Having repealed the redevelopment authority of local governments two years ago, the state needs to implement an alternative method for improving communities and financing infrastructure and lower cost housing, the Urban Land Institute's California chapters say in a white paper.
And it can be done, the 22-page document says, without threatening the operational finances of local and state governments.
When Gov. Jerry Brown and the Legislature abolished the six-decade-old redevelopment program, under which local governments could put together projects and collect the incremental tax revenues from their construction, they cited its effects on the state treasury.
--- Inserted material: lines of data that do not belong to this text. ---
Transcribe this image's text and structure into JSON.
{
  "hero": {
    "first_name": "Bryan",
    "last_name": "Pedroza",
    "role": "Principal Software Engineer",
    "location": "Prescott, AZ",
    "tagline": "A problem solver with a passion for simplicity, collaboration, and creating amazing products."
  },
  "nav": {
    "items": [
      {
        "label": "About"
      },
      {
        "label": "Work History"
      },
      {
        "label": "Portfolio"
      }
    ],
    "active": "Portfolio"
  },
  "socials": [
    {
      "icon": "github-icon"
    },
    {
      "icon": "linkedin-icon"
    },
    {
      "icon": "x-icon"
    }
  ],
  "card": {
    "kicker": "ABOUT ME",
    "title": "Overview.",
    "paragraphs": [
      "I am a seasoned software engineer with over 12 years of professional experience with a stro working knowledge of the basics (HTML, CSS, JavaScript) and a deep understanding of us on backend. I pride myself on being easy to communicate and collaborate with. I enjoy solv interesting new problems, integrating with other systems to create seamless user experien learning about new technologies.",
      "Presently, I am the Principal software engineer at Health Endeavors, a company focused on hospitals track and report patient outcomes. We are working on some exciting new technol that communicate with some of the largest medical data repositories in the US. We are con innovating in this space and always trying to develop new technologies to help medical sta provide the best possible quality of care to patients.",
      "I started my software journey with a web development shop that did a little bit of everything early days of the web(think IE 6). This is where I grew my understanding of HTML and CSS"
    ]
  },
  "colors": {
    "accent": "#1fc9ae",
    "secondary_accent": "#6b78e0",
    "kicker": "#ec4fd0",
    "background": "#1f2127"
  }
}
Local government redevelopment agencies were taking about $5 billion a year, roughly 10 percent, off the top of the statewide property tax pool and the state was being forced, under a ballot measure enacted in 1988, to make up about $2 billion a year of that diversion to local schools.
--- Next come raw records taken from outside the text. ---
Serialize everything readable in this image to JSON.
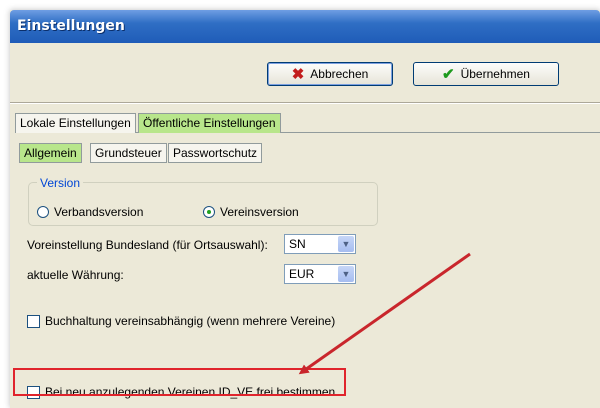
{
  "window": {
    "title": "Einstellungen"
  },
  "toolbar": {
    "cancel_label": "Abbrechen",
    "cancel_icon": "red-x-icon",
    "apply_label": "Übernehmen",
    "apply_icon": "green-check-icon"
  },
  "tabs": {
    "main": [
      {
        "label": "Lokale Einstellungen",
        "active": false
      },
      {
        "label": "Öffentliche Einstellungen",
        "active": true
      }
    ],
    "sub": [
      {
        "label": "Allgemein",
        "active": true
      },
      {
        "label": "Grundsteuer",
        "active": false
      },
      {
        "label": "Passwortschutz",
        "active": false
      }
    ]
  },
  "version_group": {
    "title": "Version",
    "options": [
      {
        "label": "Verbandsversion",
        "selected": false
      },
      {
        "label": "Vereinsversion",
        "selected": true
      }
    ]
  },
  "settings": {
    "bundesland_label": "Voreinstellung Bundesland (für Ortsauswahl):",
    "bundesland_value": "SN",
    "currency_label": "aktuelle Währung:",
    "currency_value": "EUR",
    "accounting_checkbox_label": "Buchhaltung vereinsabhängig (wenn mehrere Vereine)",
    "accounting_checked": false,
    "id_ve_checkbox_label": "Bei neu anzulegenden Vereinen ID_VE frei bestimmen",
    "id_ve_checked": false
  },
  "colors": {
    "active_tab": "#b8e68b",
    "annotation_red": "#e0242c",
    "title_bar": "#2f6ec4"
  }
}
Since then, the local redevelopment agencies' finances have been unwound, although a number remain to be phased out, and uncommitted assets have been dispersed to other taxing agencies. However, there have been a number of lawsuits filed over how the shutdowns have occurred.